• Work to complete: Without the images, print all the entries below exactly as given.

Content starts

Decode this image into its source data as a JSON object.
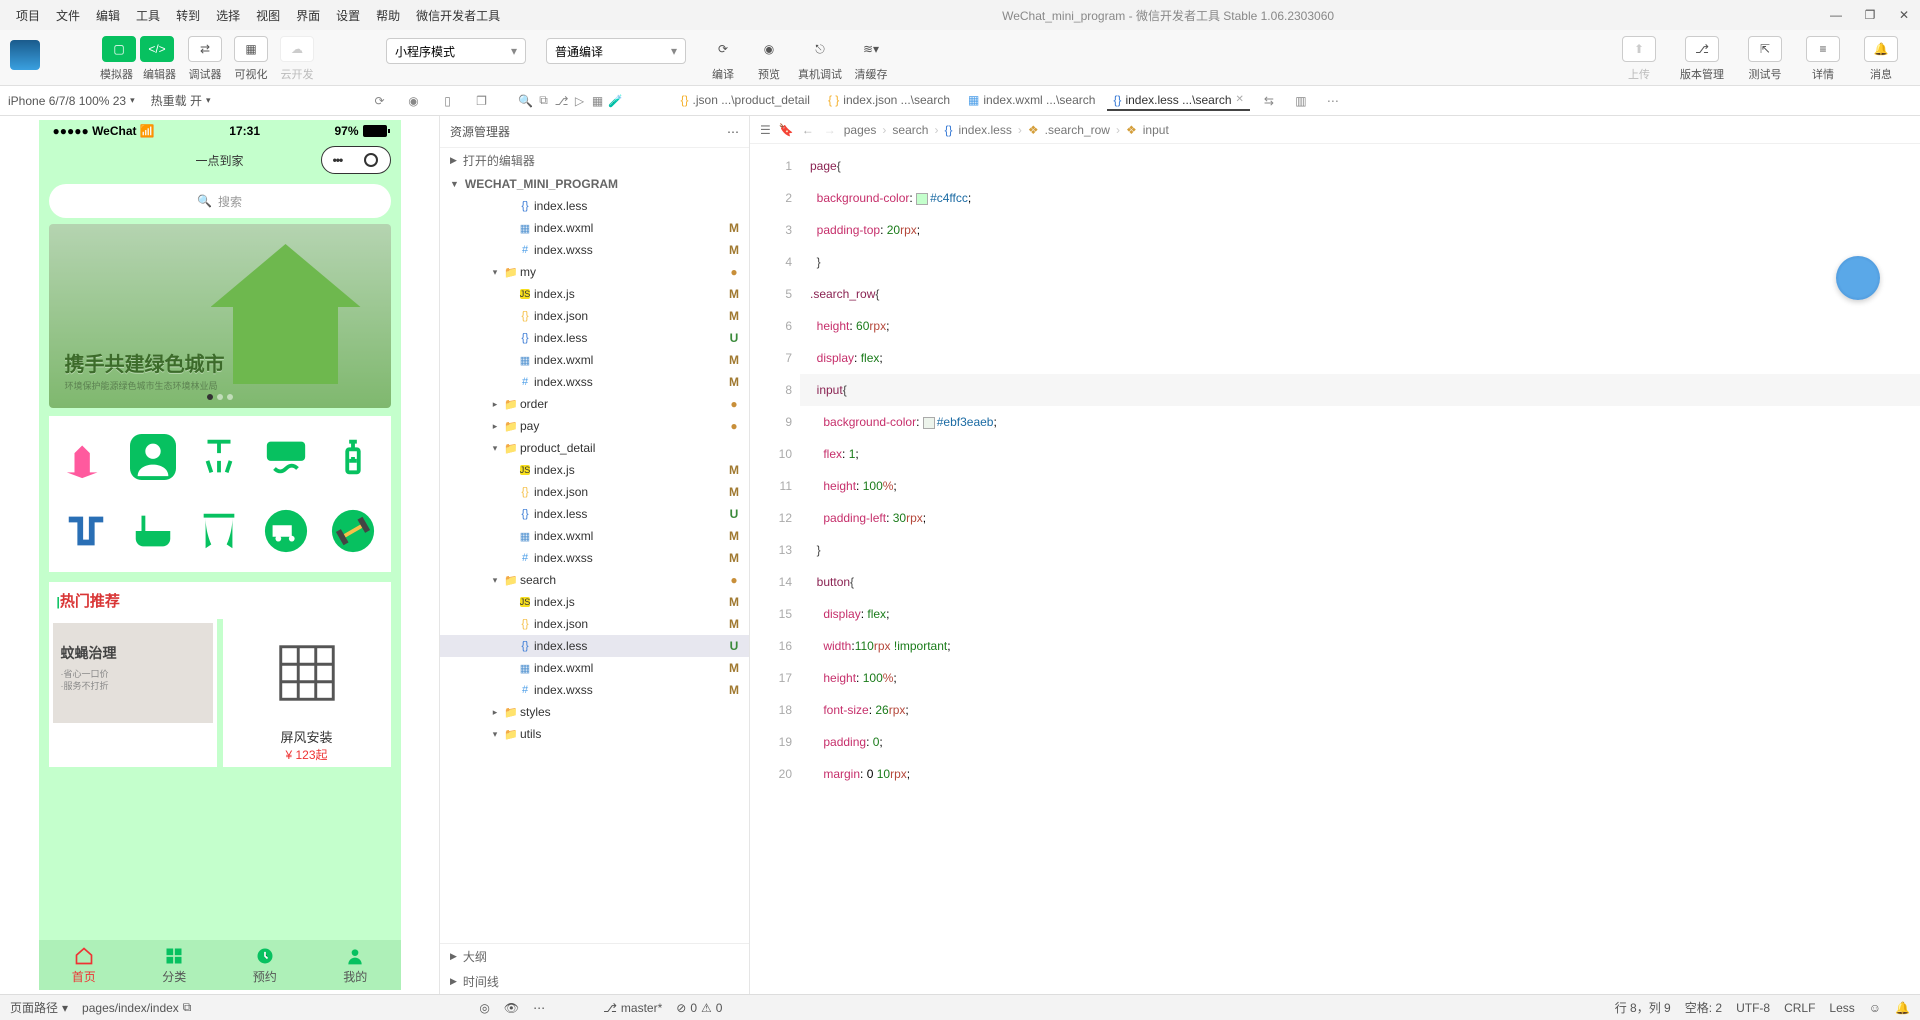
{
  "menubar": {
    "items": [
      "项目",
      "文件",
      "编辑",
      "工具",
      "转到",
      "选择",
      "视图",
      "界面",
      "设置",
      "帮助",
      "微信开发者工具"
    ],
    "title": "WeChat_mini_program - 微信开发者工具 Stable 1.06.2303060"
  },
  "toolbar": {
    "labels": [
      "模拟器",
      "编辑器",
      "调试器",
      "可视化",
      "云开发"
    ],
    "select1": "小程序模式",
    "select2": "普通编译",
    "right_labels": [
      "编译",
      "预览",
      "真机调试",
      "清缓存"
    ],
    "far_labels": [
      "上传",
      "版本管理",
      "测试号",
      "详情",
      "消息"
    ]
  },
  "secondbar": {
    "device": "iPhone 6/7/8 100% 23",
    "hot": "热重载 开",
    "tabs": [
      {
        "icon": "{}",
        "name": ".json ...\\product_detail"
      },
      {
        "icon": "{ }",
        "name": "index.json ...\\search"
      },
      {
        "icon": "▦",
        "name": "index.wxml ...\\search"
      },
      {
        "icon": "{}",
        "name": "index.less ...\\search",
        "active": true
      }
    ]
  },
  "simulator": {
    "status_left": "●●●●● WeChat",
    "time": "17:31",
    "battery": "97%",
    "app_title": "一点到家",
    "search_placeholder": "搜索",
    "hero_title": "携手共建绿色城市",
    "hero_sub": "环境保护能源绿色城市生态环境林业局",
    "section": "|热门推荐",
    "products": [
      {
        "name": "蚊蝇治理",
        "sub1": "·省心一口价",
        "sub2": "·服务不打折"
      },
      {
        "name": "屏风安装",
        "price": "¥ 123起"
      }
    ],
    "tabbar": [
      "首页",
      "分类",
      "预约",
      "我的"
    ]
  },
  "explorer": {
    "title": "资源管理器",
    "opened": "打开的编辑器",
    "project": "WECHAT_MINI_PROGRAM",
    "tree": [
      {
        "d": 3,
        "ic": "less",
        "nm": "index.less",
        "st": ""
      },
      {
        "d": 3,
        "ic": "wxml",
        "nm": "index.wxml",
        "st": "M"
      },
      {
        "d": 3,
        "ic": "wxss",
        "nm": "index.wxss",
        "st": "M"
      },
      {
        "d": 2,
        "ic": "folder",
        "nm": "my",
        "st": "dot",
        "exp": true
      },
      {
        "d": 3,
        "ic": "js",
        "nm": "index.js",
        "st": "M"
      },
      {
        "d": 3,
        "ic": "json",
        "nm": "index.json",
        "st": "M"
      },
      {
        "d": 3,
        "ic": "less",
        "nm": "index.less",
        "st": "U"
      },
      {
        "d": 3,
        "ic": "wxml",
        "nm": "index.wxml",
        "st": "M"
      },
      {
        "d": 3,
        "ic": "wxss",
        "nm": "index.wxss",
        "st": "M"
      },
      {
        "d": 2,
        "ic": "folder",
        "nm": "order",
        "st": "dot",
        "exp": false
      },
      {
        "d": 2,
        "ic": "folder",
        "nm": "pay",
        "st": "dot",
        "exp": false
      },
      {
        "d": 2,
        "ic": "folder",
        "nm": "product_detail",
        "st": "",
        "exp": true
      },
      {
        "d": 3,
        "ic": "js",
        "nm": "index.js",
        "st": "M"
      },
      {
        "d": 3,
        "ic": "json",
        "nm": "index.json",
        "st": "M"
      },
      {
        "d": 3,
        "ic": "less",
        "nm": "index.less",
        "st": "U"
      },
      {
        "d": 3,
        "ic": "wxml",
        "nm": "index.wxml",
        "st": "M"
      },
      {
        "d": 3,
        "ic": "wxss",
        "nm": "index.wxss",
        "st": "M"
      },
      {
        "d": 2,
        "ic": "folder",
        "nm": "search",
        "st": "dot",
        "exp": true
      },
      {
        "d": 3,
        "ic": "js",
        "nm": "index.js",
        "st": "M"
      },
      {
        "d": 3,
        "ic": "json",
        "nm": "index.json",
        "st": "M"
      },
      {
        "d": 3,
        "ic": "less",
        "nm": "index.less",
        "st": "U",
        "sel": true
      },
      {
        "d": 3,
        "ic": "wxml",
        "nm": "index.wxml",
        "st": "M"
      },
      {
        "d": 3,
        "ic": "wxss",
        "nm": "index.wxss",
        "st": "M"
      },
      {
        "d": 2,
        "ic": "folder",
        "nm": "styles",
        "st": "",
        "exp": false,
        "blue": true
      },
      {
        "d": 2,
        "ic": "folder",
        "nm": "utils",
        "st": "",
        "exp": true,
        "green": true
      }
    ],
    "outline": "大纲",
    "timeline": "时间线"
  },
  "breadcrumb": {
    "items": [
      "pages",
      "search",
      "index.less",
      ".search_row",
      "input"
    ]
  },
  "code": [
    "page{",
    "  background-color: ▢#c4ffcc;",
    "  padding-top: 20rpx;",
    "  }",
    ".search_row{",
    "  height: 60rpx;",
    "  display: flex;",
    "  input{",
    "    background-color: ▢#ebf3eaeb;",
    "    flex:1;",
    "    height: 100%;",
    "    padding-left: 30rpx;",
    "  }",
    "  button{",
    "    display:flex;",
    "    width:110rpx !important;",
    "    height: 100%;",
    "    font-size: 26rpx;",
    "    padding: 0;",
    "    margin: 0 10rpx;"
  ],
  "status": {
    "left_label": "页面路径",
    "left_path": "pages/index/index",
    "branch": "master*",
    "errors": "0",
    "warnings": "0",
    "pos": "行 8，列 9",
    "spaces": "空格: 2",
    "enc": "UTF-8",
    "eol": "CRLF",
    "lang": "Less"
  }
}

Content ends

• Reply:
Decode this image into its source data as a JSON object.
{
  "menubar": {
    "items": [
      "项目",
      "文件",
      "编辑",
      "工具",
      "转到",
      "选择",
      "视图",
      "界面",
      "设置",
      "帮助",
      "微信开发者工具"
    ],
    "title": "WeChat_mini_program - 微信开发者工具 Stable 1.06.2303060"
  },
  "toolbar": {
    "labels": [
      "模拟器",
      "编辑器",
      "调试器",
      "可视化",
      "云开发"
    ],
    "select1": "小程序模式",
    "select2": "普通编译",
    "right_labels": [
      "编译",
      "预览",
      "真机调试",
      "清缓存"
    ],
    "far_labels": [
      "上传",
      "版本管理",
      "测试号",
      "详情",
      "消息"
    ]
  },
  "secondbar": {
    "device": "iPhone 6/7/8 100% 23",
    "hot": "热重载 开",
    "tabs": [
      {
        "icon": "{}",
        "name": ".json ...\\product_detail"
      },
      {
        "icon": "{ }",
        "name": "index.json ...\\search"
      },
      {
        "icon": "▦",
        "name": "index.wxml ...\\search"
      },
      {
        "icon": "{}",
        "name": "index.less ...\\search",
        "active": true
      }
    ]
  },
  "simulator": {
    "status_left": "●●●●● WeChat",
    "time": "17:31",
    "battery": "97%",
    "app_title": "一点到家",
    "search_placeholder": "搜索",
    "hero_title": "携手共建绿色城市",
    "hero_sub": "环境保护能源绿色城市生态环境林业局",
    "section": "|热门推荐",
    "products": [
      {
        "name": "蚊蝇治理",
        "sub1": "·省心一口价",
        "sub2": "·服务不打折"
      },
      {
        "name": "屏风安装",
        "price": "¥ 123起"
      }
    ],
    "tabbar": [
      "首页",
      "分类",
      "预约",
      "我的"
    ]
  },
  "explorer": {
    "title": "资源管理器",
    "opened": "打开的编辑器",
    "project": "WECHAT_MINI_PROGRAM",
    "tree": [
      {
        "d": 3,
        "ic": "less",
        "nm": "index.less",
        "st": ""
      },
      {
        "d": 3,
        "ic": "wxml",
        "nm": "index.wxml",
        "st": "M"
      },
      {
        "d": 3,
        "ic": "wxss",
        "nm": "index.wxss",
        "st": "M"
      },
      {
        "d": 2,
        "ic": "folder",
        "nm": "my",
        "st": "dot",
        "exp": true
      },
      {
        "d": 3,
        "ic": "js",
        "nm": "index.js",
        "st": "M"
      },
      {
        "d": 3,
        "ic": "json",
        "nm": "index.json",
        "st": "M"
      },
      {
        "d": 3,
        "ic": "less",
        "nm": "index.less",
        "st": "U"
      },
      {
        "d": 3,
        "ic": "wxml",
        "nm": "index.wxml",
        "st": "M"
      },
      {
        "d": 3,
        "ic": "wxss",
        "nm": "index.wxss",
        "st": "M"
      },
      {
        "d": 2,
        "ic": "folder",
        "nm": "order",
        "st": "dot",
        "exp": false
      },
      {
        "d": 2,
        "ic": "folder",
        "nm": "pay",
        "st": "dot",
        "exp": false
      },
      {
        "d": 2,
        "ic": "folder",
        "nm": "product_detail",
        "st": "",
        "exp": true
      },
      {
        "d": 3,
        "ic": "js",
        "nm": "index.js",
        "st": "M"
      },
      {
        "d": 3,
        "ic": "json",
        "nm": "index.json",
        "st": "M"
      },
      {
        "d": 3,
        "ic": "less",
        "nm": "index.less",
        "st": "U"
      },
      {
        "d": 3,
        "ic": "wxml",
        "nm": "index.wxml",
        "st": "M"
      },
      {
        "d": 3,
        "ic": "wxss",
        "nm": "index.wxss",
        "st": "M"
      },
      {
        "d": 2,
        "ic": "folder",
        "nm": "search",
        "st": "dot",
        "exp": true
      },
      {
        "d": 3,
        "ic": "js",
        "nm": "index.js",
        "st": "M"
      },
      {
        "d": 3,
        "ic": "json",
        "nm": "index.json",
        "st": "M"
      },
      {
        "d": 3,
        "ic": "less",
        "nm": "index.less",
        "st": "U",
        "sel": true
      },
      {
        "d": 3,
        "ic": "wxml",
        "nm": "index.wxml",
        "st": "M"
      },
      {
        "d": 3,
        "ic": "wxss",
        "nm": "index.wxss",
        "st": "M"
      },
      {
        "d": 2,
        "ic": "folder",
        "nm": "styles",
        "st": "",
        "exp": false,
        "blue": true
      },
      {
        "d": 2,
        "ic": "folder",
        "nm": "utils",
        "st": "",
        "exp": true,
        "green": true
      }
    ],
    "outline": "大纲",
    "timeline": "时间线"
  },
  "breadcrumb": {
    "items": [
      "pages",
      "search",
      "index.less",
      ".search_row",
      "input"
    ]
  },
  "code": [
    "page{",
    "  background-color: ▢#c4ffcc;",
    "  padding-top: 20rpx;",
    "  }",
    ".search_row{",
    "  height: 60rpx;",
    "  display: flex;",
    "  input{",
    "    background-color: ▢#ebf3eaeb;",
    "    flex:1;",
    "    height: 100%;",
    "    padding-left: 30rpx;",
    "  }",
    "  button{",
    "    display:flex;",
    "    width:110rpx !important;",
    "    height: 100%;",
    "    font-size: 26rpx;",
    "    padding: 0;",
    "    margin: 0 10rpx;"
  ],
  "status": {
    "left_label": "页面路径",
    "left_path": "pages/index/index",
    "branch": "master*",
    "errors": "0",
    "warnings": "0",
    "pos": "行 8，列 9",
    "spaces": "空格: 2",
    "enc": "UTF-8",
    "eol": "CRLF",
    "lang": "Less"
  }
}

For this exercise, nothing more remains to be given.